▶ TASK DESCRIPTION: Whenever "初心恋人闲话清平乐香水" appears in a line, please copy that line from the data.

▶ DATA EXTRACTS:

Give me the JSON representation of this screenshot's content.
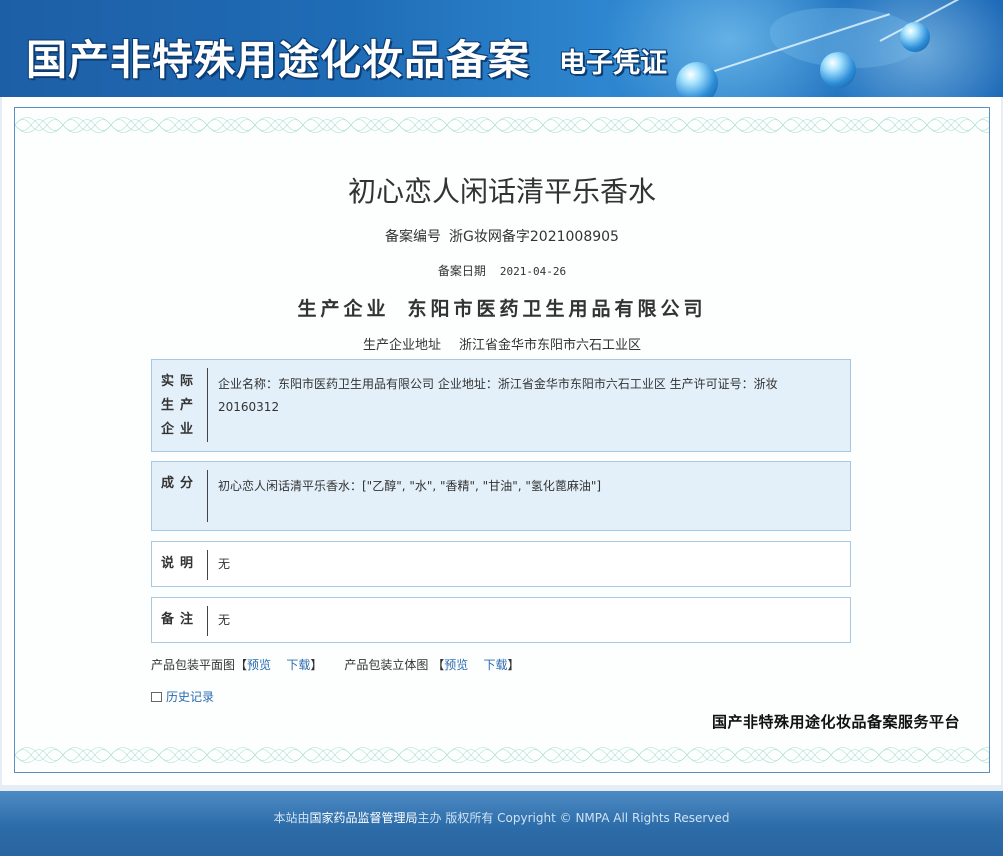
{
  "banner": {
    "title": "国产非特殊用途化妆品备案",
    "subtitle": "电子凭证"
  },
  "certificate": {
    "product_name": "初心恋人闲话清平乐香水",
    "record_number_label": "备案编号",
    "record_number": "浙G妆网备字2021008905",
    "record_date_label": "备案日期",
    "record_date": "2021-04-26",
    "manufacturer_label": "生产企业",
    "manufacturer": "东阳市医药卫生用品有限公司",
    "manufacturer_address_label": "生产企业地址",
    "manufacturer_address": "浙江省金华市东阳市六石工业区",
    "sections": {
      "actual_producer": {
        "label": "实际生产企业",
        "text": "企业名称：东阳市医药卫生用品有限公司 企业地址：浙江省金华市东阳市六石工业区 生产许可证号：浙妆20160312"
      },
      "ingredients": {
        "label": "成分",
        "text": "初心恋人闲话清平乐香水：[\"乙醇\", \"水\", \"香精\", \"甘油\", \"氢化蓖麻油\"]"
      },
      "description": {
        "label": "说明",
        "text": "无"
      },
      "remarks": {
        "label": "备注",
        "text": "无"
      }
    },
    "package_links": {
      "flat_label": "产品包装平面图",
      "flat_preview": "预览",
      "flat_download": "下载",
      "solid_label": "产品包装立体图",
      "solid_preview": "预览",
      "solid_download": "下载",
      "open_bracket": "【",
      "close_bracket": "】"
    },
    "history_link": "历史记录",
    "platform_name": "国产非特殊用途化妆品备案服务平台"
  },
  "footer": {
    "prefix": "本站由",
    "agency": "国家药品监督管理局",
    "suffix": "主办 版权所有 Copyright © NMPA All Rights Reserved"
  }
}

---

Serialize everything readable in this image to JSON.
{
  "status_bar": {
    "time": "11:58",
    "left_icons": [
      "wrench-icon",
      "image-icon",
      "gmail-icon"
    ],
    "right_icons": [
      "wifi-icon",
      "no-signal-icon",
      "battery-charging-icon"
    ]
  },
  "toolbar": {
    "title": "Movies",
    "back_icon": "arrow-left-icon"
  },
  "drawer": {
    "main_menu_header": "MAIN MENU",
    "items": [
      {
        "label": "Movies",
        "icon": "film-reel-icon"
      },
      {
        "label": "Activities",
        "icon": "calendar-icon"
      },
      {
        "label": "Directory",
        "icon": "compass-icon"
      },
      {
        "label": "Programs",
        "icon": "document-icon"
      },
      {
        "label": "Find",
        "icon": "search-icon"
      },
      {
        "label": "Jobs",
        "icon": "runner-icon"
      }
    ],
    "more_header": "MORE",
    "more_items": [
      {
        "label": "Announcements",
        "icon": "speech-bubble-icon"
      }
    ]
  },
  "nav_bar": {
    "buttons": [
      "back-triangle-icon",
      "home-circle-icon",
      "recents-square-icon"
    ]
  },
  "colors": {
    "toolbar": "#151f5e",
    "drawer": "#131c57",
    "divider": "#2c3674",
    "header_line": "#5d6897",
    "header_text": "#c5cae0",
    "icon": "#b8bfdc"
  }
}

▶ FINAL ANSWER:
    "product_name": "初心恋人闲话清平乐香水",
        "text": "初心恋人闲话清平乐香水：[\"乙醇\", \"水\", \"香精\", \"甘油\", \"氢化蓖麻油\"]"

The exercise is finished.